Similarly, with mineral hydrocarbons, we received the advice of our food advisory committee on 2 February this year. Within a week we had not only taken a decision but announced it to Parliament. That is the promptness with which we act.
Let me turn now to BSE-- [Interruption.] I will answer the point that the hon. Gentleman asked earlier about food protein and salmonella. He is quite right that I owe him an answer on that. The answer, as with so many of the issues concerned with salmonella, is that until this new and growing strain became clear, it was not necessary to take the kind of measures we take now, and that applied also to food protein. Incidentally, the hon. Gentleman ought to know that there are very few cases of salmonella enteritidis virus type 4 coming from food protein, whether imported or domestic.
Nevertheless, one of the 17 measures that we have implemented is to take powers to stop the protein going from the plant. Those powers have been in operation since 2 February, and we will use them whenever the evidence is there. [Interruption.]
Mr. MacGregor : The hon. Member for Clwyd, South-West (Mr. Jones) raised the question of BSE. He is right to say that this is a new problem which must be taken seriously. Here, too, we acted promptly. The moment that it became clear that the probable source--not yet proved at that stage --was protein from other ruminants, namely sheep, we banned it. I also set up a committee under Sir Richard Southwood to advise us. Sir Richard will acknowledge that within days I accepted the exact advice and recommendations set out in his two interim reports and we took the necessary action.
Mr. Campbell-Savours rose --
Very recently, Sir Richard put before me his final report.

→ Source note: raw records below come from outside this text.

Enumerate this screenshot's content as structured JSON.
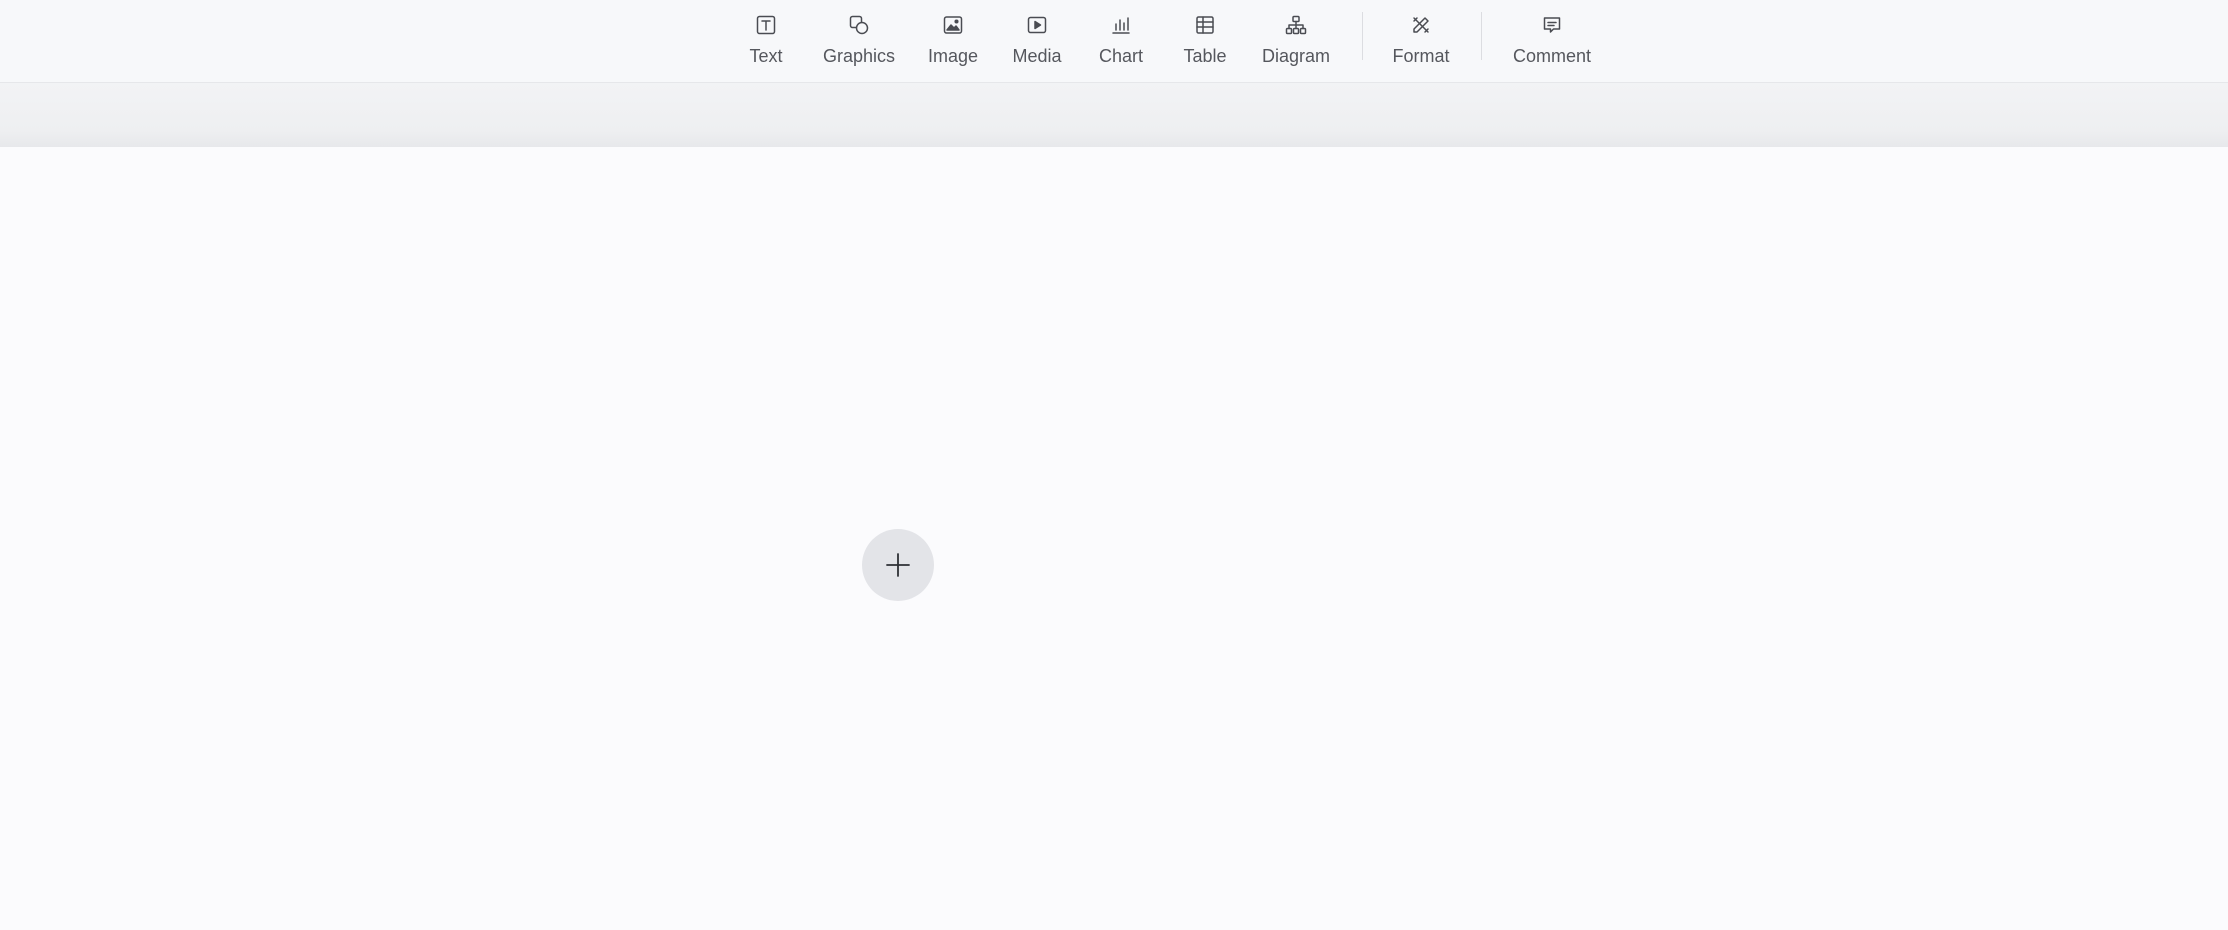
{
  "toolbar": {
    "items": [
      {
        "id": "text",
        "label": "Text",
        "icon": "text-box-icon"
      },
      {
        "id": "graphics",
        "label": "Graphics",
        "icon": "shapes-icon"
      },
      {
        "id": "image",
        "label": "Image",
        "icon": "image-icon"
      },
      {
        "id": "media",
        "label": "Media",
        "icon": "play-icon"
      },
      {
        "id": "chart",
        "label": "Chart",
        "icon": "bar-chart-icon"
      },
      {
        "id": "table",
        "label": "Table",
        "icon": "table-icon"
      },
      {
        "id": "diagram",
        "label": "Diagram",
        "icon": "hierarchy-icon"
      },
      {
        "id": "format",
        "label": "Format",
        "icon": "ruler-pencil-icon"
      },
      {
        "id": "comment",
        "label": "Comment",
        "icon": "comment-icon"
      }
    ]
  },
  "canvas": {
    "add_button_icon": "plus-icon"
  },
  "colors": {
    "toolbar_bg": "#f7f8fa",
    "canvas_bg": "#fbfbfd",
    "icon_stroke": "#4a4c52",
    "add_button_bg": "#e3e4e8"
  }
}
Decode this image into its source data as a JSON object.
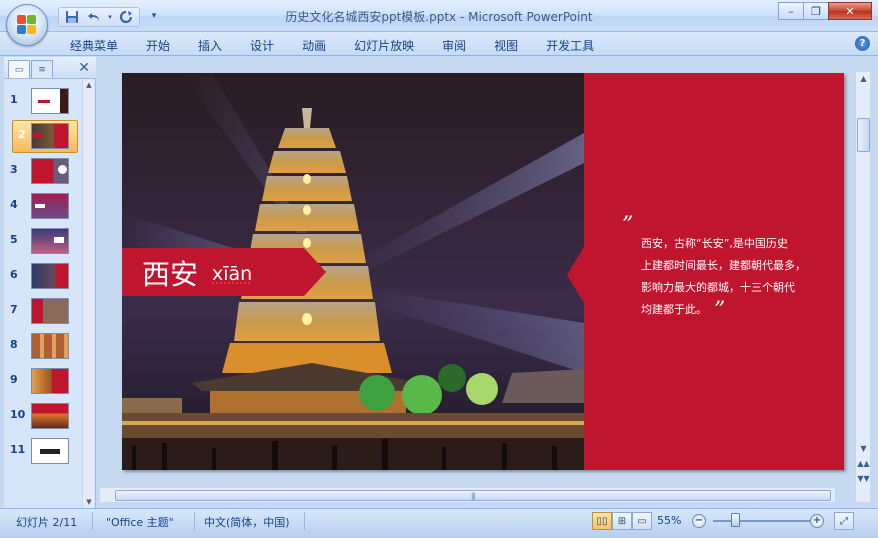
{
  "window": {
    "title": "历史文化名城西安ppt模板.pptx - Microsoft PowerPoint",
    "minimize_label": "–",
    "restore_label": "❐",
    "close_label": "✕"
  },
  "qat": {
    "save_icon": "save-icon",
    "undo_icon": "undo-icon",
    "redo_icon": "redo-icon",
    "customize_icon": "dropdown-arrow-icon"
  },
  "ribbon": {
    "tabs": [
      "经典菜单",
      "开始",
      "插入",
      "设计",
      "动画",
      "幻灯片放映",
      "审阅",
      "视图",
      "开发工具"
    ],
    "help_label": "?"
  },
  "left_panel": {
    "close_label": "✕",
    "slides": [
      {
        "num": "1"
      },
      {
        "num": "2"
      },
      {
        "num": "3"
      },
      {
        "num": "4"
      },
      {
        "num": "5"
      },
      {
        "num": "6"
      },
      {
        "num": "7"
      },
      {
        "num": "8"
      },
      {
        "num": "9"
      },
      {
        "num": "10"
      },
      {
        "num": "11"
      }
    ],
    "selected_index": 1
  },
  "slide": {
    "title_cn": "西安",
    "title_pinyin": "xīān",
    "open_quote": "”",
    "close_quote": "”",
    "description_lines": [
      "西安，古称“长安”,是中国历史",
      "上建都时间最长，建都朝代最多，",
      "影响力最大的都城，十三个朝代",
      "均建都于此。"
    ],
    "accent_color": "#c0152f"
  },
  "statusbar": {
    "slide_position": "幻灯片 2/11",
    "theme": "\"Office 主题\"",
    "language": "中文(简体，中国)",
    "zoom_level": "55%",
    "zoom_out_label": "−",
    "zoom_in_label": "+"
  }
}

Ministers are now examining the report and its recommendations. We shall take a very quick view of it and publish it in full : I give that promise to the House.
Hon. Members have given examples of food poisoning resulting from unpasteurised milk. The Government made a number of decisions to deal with the problem in England and Wales by limiting substantially the number of outlets for unpasteurised milk. We have a problem here. Let me
Column 936say to some of my hon. Friends who are unhappy about my recent announcement that I thought long and hard. It could be argued that straightforward information enabling the consumer to take his own view about a product is sufficient, but there is increasing public concern about food safety and we are constantly seeking ever higher standards. That is why we decided that in this instance such considerations outweigh freedom of consumer choice in relation to the continued sale of untreated milk.
Several Hon. Members rose --
Effective heat treatment is known to be the only way in which to minimise the risks of transmitting milk-borne diseases to the consumer through unpasteurised milk. I therefore feel that it is right to take that step now. We shall be publishing-- [Interruption.] Opposition Members want issues such as research and development to be discussed, and I am anxious to deal with them.
We shall be publishing the consultative document later this week. Issues concerned with unpasteurised milk and other milk products will be included in that document. May I make it clear, however, that there is no intention of banning cheese.
Several Hon. Members rose --